▸ **INSTRUCTIONS FOR THE TASK**
Report every line of the records beneath this task that holds the string "Watch".

RECORDS TO USE section start

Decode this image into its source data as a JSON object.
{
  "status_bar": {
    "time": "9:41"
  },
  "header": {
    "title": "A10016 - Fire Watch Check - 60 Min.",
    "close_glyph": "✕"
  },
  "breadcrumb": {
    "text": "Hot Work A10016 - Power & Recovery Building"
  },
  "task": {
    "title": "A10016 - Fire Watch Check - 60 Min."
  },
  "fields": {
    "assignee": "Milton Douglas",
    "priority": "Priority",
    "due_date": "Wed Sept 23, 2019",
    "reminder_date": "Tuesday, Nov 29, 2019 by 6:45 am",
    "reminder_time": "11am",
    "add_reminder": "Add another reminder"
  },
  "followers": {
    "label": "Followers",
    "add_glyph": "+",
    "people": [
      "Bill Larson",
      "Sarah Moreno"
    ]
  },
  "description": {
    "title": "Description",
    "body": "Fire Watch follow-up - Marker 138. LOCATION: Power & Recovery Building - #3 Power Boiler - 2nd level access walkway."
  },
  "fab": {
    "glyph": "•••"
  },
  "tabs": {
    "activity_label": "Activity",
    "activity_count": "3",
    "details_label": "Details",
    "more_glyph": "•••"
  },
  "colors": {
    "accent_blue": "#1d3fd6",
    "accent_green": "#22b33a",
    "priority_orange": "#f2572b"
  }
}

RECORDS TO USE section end

▸ **REPLY TO THE TASK**
    "title": "A10016 - Fire Watch Check - 60 Min.",
    "title": "A10016 - Fire Watch Check - 60 Min."
    "body": "Fire Watch follow-up - Marker 138. LOCATION: Power & Recovery Building - #3 Power Boiler - 2nd level access walkway."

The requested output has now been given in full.